Before you try to treat your pain, it's important to understand how pain is defined.

Pain is an unpleasant sensory and emotional experience. When doctors focus only on the sensory aspect, they fail to appreciate the suffering component of the pain, which is important to recognize because pain is not what occurs at the periphery.

Why Do People Experience Pain Differently?

Pain is real and it's physical — there's no mistaking that. But pain is measured and specific to one person based on that person's perception of the pain, and that's why everyone's pain is different.

What the brain perceives is indisputably modifiable by emotions. That means that people who are fearful of pain, depressed, or anxious may experience pain differently and perhaps more severely, than someone who has pain but isn't experiencing those other emotions.

Pain Management: Treating Mind and Body

It is important to approach pain both physically and emotionally and address "people as entire human beings.” So while chronic pain medication can be effective and important for pain management for many people, it isn't the only tool available when it comes to pain treatment and it shouldn't be the only tool that's used.

There are a lot of medications that are prescribed for pain, although opioids (narcotics) and benzodiazepines may not be the best options. Those treatments have their own problems, and there are no good studies on using opioids for long periods of time for the treatment of chronic pain.

Types of chronic pain medication used include:

  • NSAIDs (non-steroidal anti-inflammatory drugs), including ibuprofen, naproxen, and aspirin
  • Acetaminophen (Tylenol)
  • Antidepressants, which can improve sleep and alleviate pain
  • Anti-seizure medications, which can be effective in treating pain related to nerve damage or injury
  • Steroids, like dexamethasone and prednisone, to alleviate inflammation and pain
Therapy.

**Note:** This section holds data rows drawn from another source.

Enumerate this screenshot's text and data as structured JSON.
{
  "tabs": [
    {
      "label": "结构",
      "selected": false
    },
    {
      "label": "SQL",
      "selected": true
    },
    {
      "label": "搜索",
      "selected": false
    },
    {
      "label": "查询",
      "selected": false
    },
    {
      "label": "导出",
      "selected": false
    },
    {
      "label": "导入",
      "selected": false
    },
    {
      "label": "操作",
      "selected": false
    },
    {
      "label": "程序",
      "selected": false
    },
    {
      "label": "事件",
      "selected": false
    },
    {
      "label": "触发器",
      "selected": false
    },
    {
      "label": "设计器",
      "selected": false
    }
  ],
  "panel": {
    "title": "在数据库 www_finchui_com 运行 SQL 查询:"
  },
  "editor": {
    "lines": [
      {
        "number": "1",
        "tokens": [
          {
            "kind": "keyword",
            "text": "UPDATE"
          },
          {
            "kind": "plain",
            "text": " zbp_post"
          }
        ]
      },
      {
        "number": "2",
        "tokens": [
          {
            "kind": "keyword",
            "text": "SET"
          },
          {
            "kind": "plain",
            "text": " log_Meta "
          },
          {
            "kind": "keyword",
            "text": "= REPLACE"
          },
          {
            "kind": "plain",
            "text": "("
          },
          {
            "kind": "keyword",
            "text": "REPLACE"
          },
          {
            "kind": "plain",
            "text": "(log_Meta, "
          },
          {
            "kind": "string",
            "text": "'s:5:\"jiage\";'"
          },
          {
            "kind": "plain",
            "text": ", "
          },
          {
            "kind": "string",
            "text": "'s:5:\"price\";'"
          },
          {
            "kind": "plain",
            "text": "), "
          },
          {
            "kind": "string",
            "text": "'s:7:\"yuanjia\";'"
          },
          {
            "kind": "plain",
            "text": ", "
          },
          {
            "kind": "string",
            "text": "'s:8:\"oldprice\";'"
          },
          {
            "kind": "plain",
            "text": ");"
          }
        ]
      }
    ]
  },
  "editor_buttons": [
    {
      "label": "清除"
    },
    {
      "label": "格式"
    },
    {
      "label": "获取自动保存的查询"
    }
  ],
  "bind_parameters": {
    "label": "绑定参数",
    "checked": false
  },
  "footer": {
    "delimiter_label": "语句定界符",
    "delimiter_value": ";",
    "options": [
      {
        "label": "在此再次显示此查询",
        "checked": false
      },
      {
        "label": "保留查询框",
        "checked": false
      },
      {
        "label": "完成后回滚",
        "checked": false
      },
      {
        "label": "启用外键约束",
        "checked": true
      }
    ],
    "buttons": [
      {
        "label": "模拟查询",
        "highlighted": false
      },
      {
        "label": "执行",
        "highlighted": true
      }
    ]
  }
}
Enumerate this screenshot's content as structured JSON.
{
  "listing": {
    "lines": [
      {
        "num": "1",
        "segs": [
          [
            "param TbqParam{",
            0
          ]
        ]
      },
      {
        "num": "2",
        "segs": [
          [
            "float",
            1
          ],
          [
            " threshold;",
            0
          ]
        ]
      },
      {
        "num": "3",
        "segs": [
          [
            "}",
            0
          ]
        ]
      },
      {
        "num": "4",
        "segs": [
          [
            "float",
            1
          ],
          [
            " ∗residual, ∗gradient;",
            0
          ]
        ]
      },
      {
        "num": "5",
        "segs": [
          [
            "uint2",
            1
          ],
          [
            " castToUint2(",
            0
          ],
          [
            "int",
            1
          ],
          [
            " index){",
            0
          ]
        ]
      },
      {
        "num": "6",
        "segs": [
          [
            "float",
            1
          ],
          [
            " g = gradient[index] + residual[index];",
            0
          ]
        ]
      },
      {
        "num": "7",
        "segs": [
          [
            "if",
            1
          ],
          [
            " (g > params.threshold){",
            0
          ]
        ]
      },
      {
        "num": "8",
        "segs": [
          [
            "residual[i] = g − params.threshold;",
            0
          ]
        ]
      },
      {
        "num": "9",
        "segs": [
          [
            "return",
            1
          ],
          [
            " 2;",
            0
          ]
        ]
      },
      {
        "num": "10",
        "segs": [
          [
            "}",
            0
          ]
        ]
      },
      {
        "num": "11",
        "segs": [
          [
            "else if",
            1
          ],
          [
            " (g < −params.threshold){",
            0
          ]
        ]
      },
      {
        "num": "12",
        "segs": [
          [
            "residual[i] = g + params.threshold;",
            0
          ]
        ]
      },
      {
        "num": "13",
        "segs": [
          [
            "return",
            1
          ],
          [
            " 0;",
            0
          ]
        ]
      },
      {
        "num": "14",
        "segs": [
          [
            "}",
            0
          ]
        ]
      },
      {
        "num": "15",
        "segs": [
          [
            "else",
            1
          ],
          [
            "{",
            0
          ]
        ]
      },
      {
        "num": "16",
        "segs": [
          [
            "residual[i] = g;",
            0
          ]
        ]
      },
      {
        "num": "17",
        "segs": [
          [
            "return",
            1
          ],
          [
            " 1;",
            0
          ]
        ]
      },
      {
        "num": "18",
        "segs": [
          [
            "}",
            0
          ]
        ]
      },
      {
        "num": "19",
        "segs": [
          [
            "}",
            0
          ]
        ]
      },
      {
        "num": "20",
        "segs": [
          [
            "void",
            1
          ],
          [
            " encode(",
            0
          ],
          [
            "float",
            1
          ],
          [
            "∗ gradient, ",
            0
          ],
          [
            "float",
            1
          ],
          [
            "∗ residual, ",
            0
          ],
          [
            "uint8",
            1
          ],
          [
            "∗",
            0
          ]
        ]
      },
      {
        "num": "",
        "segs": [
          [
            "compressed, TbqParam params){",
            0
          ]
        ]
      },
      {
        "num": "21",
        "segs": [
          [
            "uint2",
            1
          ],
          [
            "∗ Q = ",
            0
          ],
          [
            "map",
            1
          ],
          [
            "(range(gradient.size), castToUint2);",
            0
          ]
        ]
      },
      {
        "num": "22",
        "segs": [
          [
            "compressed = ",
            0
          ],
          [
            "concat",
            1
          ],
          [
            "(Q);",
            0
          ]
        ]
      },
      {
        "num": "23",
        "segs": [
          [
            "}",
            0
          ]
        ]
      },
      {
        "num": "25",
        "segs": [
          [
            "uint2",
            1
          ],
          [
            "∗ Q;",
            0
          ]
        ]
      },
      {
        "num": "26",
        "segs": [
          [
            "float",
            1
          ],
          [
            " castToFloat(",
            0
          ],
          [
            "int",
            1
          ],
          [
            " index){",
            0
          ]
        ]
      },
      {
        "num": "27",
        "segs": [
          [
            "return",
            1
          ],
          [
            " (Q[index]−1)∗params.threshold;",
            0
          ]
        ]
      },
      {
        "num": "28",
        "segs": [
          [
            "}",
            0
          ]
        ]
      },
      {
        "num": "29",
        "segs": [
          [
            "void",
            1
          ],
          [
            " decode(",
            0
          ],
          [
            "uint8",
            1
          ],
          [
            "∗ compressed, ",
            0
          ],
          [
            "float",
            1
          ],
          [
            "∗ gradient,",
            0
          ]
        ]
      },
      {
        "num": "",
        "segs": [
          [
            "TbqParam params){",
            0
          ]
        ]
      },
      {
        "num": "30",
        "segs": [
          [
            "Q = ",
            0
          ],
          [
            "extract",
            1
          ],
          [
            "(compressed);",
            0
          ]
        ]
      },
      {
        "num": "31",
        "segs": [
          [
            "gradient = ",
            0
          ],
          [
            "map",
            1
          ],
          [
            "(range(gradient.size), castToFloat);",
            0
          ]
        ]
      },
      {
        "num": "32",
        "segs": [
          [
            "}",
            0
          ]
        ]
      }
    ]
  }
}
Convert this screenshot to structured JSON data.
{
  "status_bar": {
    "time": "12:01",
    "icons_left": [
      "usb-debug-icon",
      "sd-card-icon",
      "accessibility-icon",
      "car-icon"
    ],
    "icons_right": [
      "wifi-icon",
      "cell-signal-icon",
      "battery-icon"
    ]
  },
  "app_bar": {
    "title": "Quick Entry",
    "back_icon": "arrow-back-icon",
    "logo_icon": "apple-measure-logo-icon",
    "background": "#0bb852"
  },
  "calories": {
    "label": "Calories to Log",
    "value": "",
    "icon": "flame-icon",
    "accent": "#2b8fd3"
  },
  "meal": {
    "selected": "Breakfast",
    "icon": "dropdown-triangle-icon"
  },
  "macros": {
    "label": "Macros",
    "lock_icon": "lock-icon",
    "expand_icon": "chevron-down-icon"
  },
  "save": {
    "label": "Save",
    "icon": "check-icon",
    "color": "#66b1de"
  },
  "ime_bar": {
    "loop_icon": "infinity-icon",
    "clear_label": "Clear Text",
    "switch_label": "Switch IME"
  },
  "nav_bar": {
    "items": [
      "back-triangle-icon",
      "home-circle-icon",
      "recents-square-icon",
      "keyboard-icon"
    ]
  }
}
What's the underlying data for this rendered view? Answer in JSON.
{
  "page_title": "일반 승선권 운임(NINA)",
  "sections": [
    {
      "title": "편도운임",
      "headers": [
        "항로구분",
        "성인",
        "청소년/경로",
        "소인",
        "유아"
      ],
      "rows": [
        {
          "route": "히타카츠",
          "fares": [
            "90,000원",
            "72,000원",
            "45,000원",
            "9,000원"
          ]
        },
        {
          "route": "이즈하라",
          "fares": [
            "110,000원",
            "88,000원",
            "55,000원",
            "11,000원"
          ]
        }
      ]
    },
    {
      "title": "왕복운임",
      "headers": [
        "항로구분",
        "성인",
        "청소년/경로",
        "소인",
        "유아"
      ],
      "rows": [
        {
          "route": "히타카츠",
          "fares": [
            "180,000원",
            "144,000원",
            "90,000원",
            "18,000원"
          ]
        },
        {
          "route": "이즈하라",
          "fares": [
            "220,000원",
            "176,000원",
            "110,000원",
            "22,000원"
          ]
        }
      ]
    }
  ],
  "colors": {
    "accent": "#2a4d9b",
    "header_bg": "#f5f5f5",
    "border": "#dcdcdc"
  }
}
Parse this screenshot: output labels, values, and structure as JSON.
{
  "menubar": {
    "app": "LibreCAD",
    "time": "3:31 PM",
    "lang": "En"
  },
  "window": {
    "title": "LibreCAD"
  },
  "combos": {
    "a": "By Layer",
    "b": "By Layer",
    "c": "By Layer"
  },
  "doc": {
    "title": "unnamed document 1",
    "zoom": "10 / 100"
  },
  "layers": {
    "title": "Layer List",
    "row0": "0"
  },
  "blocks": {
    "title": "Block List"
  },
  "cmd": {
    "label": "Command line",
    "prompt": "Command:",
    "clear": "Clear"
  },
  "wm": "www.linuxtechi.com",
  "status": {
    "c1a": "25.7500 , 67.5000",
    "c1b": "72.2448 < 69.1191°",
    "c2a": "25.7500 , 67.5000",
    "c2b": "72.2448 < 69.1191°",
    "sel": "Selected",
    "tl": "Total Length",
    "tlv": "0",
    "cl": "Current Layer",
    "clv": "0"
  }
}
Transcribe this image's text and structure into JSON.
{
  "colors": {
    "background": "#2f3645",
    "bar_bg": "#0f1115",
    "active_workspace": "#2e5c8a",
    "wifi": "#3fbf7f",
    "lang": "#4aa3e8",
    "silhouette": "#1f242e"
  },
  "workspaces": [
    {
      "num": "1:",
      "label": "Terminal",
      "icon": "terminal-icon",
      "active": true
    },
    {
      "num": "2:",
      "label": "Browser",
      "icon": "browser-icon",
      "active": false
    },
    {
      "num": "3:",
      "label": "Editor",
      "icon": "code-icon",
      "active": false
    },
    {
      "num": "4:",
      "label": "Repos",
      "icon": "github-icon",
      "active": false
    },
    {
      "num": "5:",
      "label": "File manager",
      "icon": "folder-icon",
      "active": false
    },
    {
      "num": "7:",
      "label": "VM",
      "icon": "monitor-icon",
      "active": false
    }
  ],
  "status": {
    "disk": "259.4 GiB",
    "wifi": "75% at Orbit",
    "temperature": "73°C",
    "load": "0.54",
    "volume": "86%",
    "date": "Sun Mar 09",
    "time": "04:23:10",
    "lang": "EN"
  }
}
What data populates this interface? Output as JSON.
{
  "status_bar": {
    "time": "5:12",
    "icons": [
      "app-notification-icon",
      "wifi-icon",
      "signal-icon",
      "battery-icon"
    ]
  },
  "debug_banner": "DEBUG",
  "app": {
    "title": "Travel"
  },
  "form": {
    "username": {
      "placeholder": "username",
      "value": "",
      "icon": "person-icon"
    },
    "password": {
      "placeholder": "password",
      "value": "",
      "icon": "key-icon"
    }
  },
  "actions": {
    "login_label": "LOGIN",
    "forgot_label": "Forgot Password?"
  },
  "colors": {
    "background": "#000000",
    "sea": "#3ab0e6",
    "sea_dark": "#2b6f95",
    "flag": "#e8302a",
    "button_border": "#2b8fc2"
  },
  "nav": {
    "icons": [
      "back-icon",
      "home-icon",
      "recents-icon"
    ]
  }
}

Therapy can be aimed at both the mind and the body. Any of these therapies should not be purely physical or purely psychological — they should be a mixture of both of those things.

Physical therapy is a very important part of any pain management program. Pain can be worsened by exercise that isn't done correctly (or interpreted incorrectly as pain rather than overuse), and a physical therapist can tailor the right exercise regimen for you. Proper exercise slowly builds your tolerance and reduces your pain — you won’t end up overdoing it and giving up because it hurts.

Cognitive-behavioral therapy allows people to learn and have a better understanding of what the pain is from, and what they can do about it. This therapy is really about understanding the role of pain in your life and what it actually means for you.

Other pain management options.

A variety of approaches and modalities can help you deal with both the physical and emotional parts of pain:

  • TENS (transcutaneous electrical nerve stimulation) therapy
  • Meditation
  • Relaxation techniques
  • Visual imagery, as simple as picturing a peaceful scene, for example
  • Biofeedback, which teaches control over muscle tension, temperature, heart rate and more
  • Heat and cold therapy
  • Manipulation and massage
  • Professional Pain Management Treatments

The bottom line: Seek help for your pain as soon as it becomes a problem in your life. When chronic pain starts to destroy your ability to function in the world, then it's a problem that needs to be addressed.

For more information on chronic pain management, contact Comprehensive Pain Management in South Kingstown, RI

Source: everyday health